Provided entries START

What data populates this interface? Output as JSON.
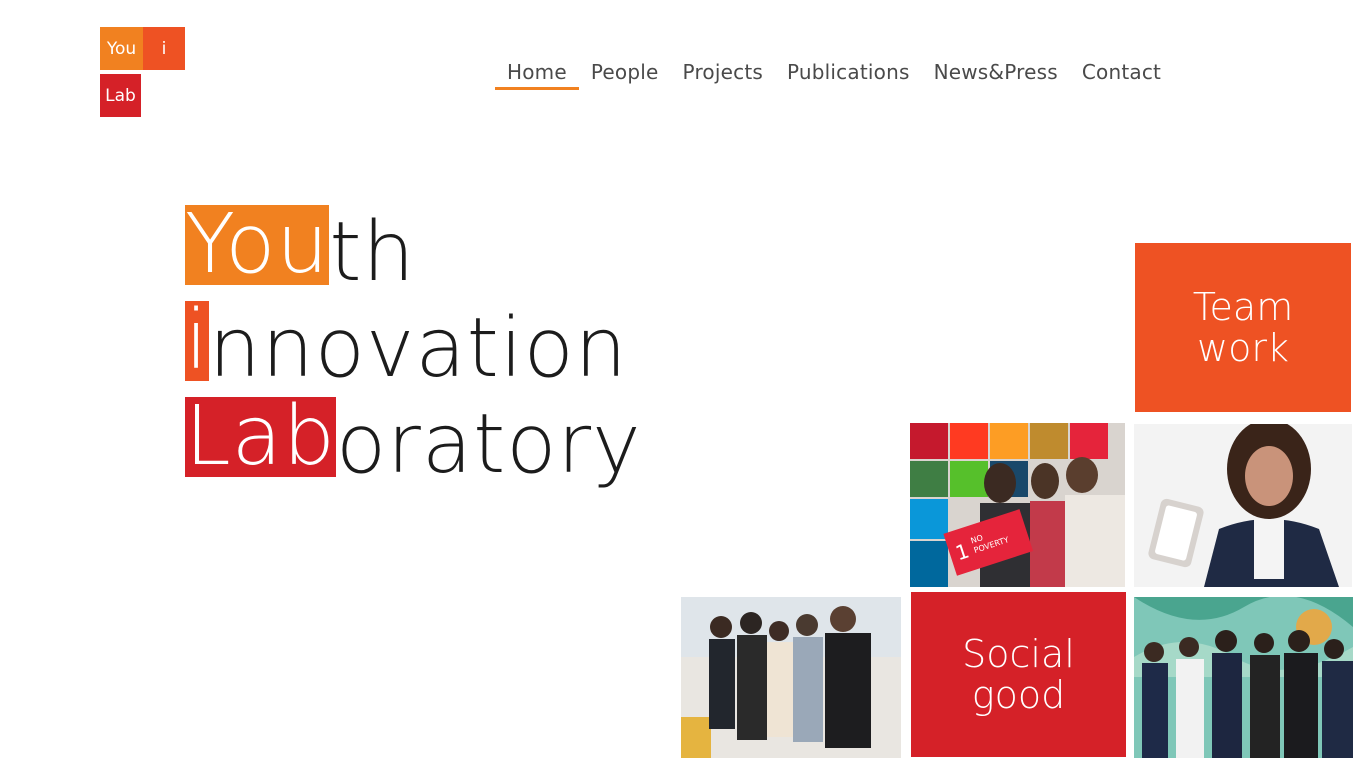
{
  "logo": {
    "you": "You",
    "i": "i",
    "lab": "Lab"
  },
  "nav": {
    "items": [
      {
        "label": "Home",
        "active": true
      },
      {
        "label": "People",
        "active": false
      },
      {
        "label": "Projects",
        "active": false
      },
      {
        "label": "Publications",
        "active": false
      },
      {
        "label": "News&Press",
        "active": false
      },
      {
        "label": "Contact",
        "active": false
      }
    ]
  },
  "hero": {
    "line1": {
      "highlight": "You",
      "rest": "th"
    },
    "line2": {
      "highlight": "i",
      "rest": "nnovation"
    },
    "line3": {
      "highlight": "Lab",
      "rest": "oratory"
    }
  },
  "tiles": {
    "teamwork": {
      "line1": "Team",
      "line2": "work"
    },
    "socialgood": {
      "line1": "Social",
      "line2": "good"
    }
  },
  "photos": {
    "sdg_sign": {
      "line1": "NO",
      "line2": "POVERTY",
      "number": "1"
    }
  },
  "colors": {
    "orange": "#f18120",
    "red_orange": "#ee5223",
    "red": "#d52128",
    "nav_text": "#4a4a4a"
  }
}
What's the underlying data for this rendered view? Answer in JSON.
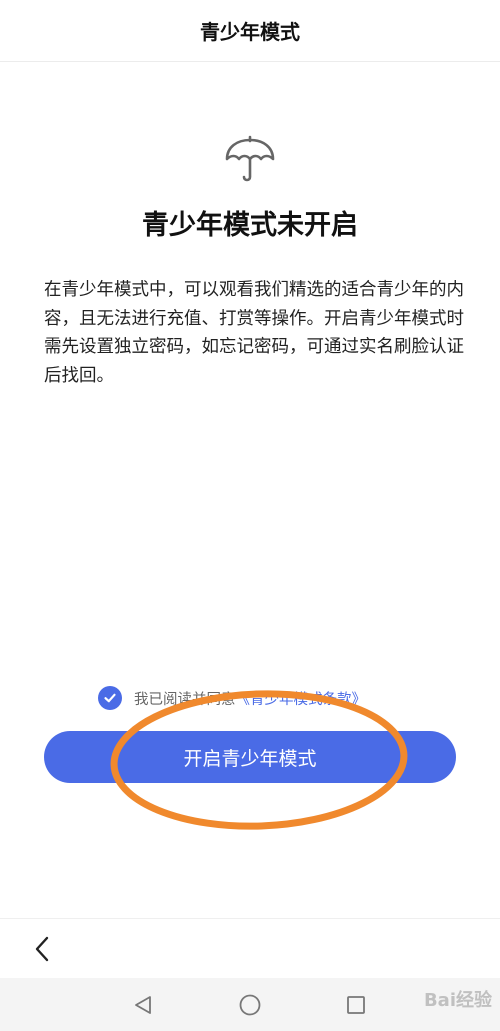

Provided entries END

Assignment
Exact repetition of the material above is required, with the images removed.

Solution to this problem
What data populates this interface? Output as JSON.
{
  "logo": {
    "you": "You",
    "i": "i",
    "lab": "Lab"
  },
  "nav": {
    "items": [
      {
        "label": "Home",
        "active": true
      },
      {
        "label": "People",
        "active": false
      },
      {
        "label": "Projects",
        "active": false
      },
      {
        "label": "Publications",
        "active": false
      },
      {
        "label": "News&Press",
        "active": false
      },
      {
        "label": "Contact",
        "active": false
      }
    ]
  },
  "hero": {
    "line1": {
      "highlight": "You",
      "rest": "th"
    },
    "line2": {
      "highlight": "i",
      "rest": "nnovation"
    },
    "line3": {
      "highlight": "Lab",
      "rest": "oratory"
    }
  },
  "tiles": {
    "teamwork": {
      "line1": "Team",
      "line2": "work"
    },
    "socialgood": {
      "line1": "Social",
      "line2": "good"
    }
  },
  "photos": {
    "sdg_sign": {
      "line1": "NO",
      "line2": "POVERTY",
      "number": "1"
    }
  },
  "colors": {
    "orange": "#f18120",
    "red_orange": "#ee5223",
    "red": "#d52128",
    "nav_text": "#4a4a4a"
  }
}
What's the underlying data for this rendered view? Answer in JSON.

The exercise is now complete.